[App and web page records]

== == ==

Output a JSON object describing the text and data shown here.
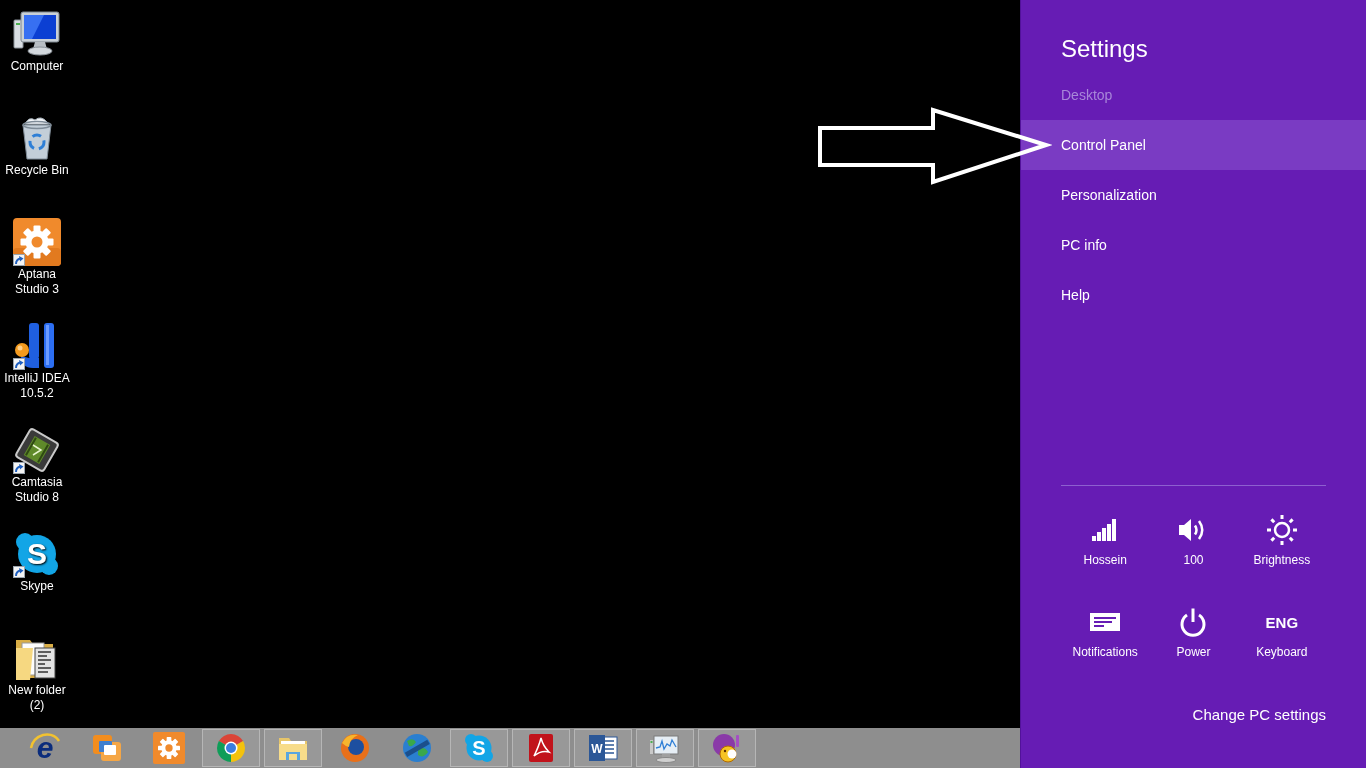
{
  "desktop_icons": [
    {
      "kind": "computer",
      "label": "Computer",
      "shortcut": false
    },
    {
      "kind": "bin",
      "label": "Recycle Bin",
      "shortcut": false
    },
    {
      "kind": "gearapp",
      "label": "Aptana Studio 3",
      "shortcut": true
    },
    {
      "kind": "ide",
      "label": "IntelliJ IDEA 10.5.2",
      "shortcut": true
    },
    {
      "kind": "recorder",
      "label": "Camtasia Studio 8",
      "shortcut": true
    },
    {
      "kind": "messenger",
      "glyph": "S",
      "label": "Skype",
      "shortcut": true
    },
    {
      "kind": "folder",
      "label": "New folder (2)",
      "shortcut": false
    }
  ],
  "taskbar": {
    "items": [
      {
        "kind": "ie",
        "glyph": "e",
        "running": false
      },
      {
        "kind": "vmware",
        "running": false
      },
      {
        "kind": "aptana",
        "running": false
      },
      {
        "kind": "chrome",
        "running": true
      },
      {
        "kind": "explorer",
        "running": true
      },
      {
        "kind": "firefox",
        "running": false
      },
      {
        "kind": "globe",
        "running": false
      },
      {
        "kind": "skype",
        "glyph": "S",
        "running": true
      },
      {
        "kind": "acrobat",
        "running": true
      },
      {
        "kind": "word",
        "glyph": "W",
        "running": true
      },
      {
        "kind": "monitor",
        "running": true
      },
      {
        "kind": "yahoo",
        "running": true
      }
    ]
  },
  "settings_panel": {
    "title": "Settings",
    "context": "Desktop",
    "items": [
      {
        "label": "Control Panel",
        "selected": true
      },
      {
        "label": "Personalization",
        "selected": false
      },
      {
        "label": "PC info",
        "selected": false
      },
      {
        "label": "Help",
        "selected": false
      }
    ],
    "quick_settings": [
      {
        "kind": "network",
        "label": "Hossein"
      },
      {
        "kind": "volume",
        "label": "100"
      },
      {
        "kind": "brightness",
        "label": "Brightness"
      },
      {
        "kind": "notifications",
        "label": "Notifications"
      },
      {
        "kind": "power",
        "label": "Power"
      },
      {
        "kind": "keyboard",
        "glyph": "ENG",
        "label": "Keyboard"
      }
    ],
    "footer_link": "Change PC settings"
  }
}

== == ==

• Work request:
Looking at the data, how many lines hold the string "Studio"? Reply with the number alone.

• Answer below:
2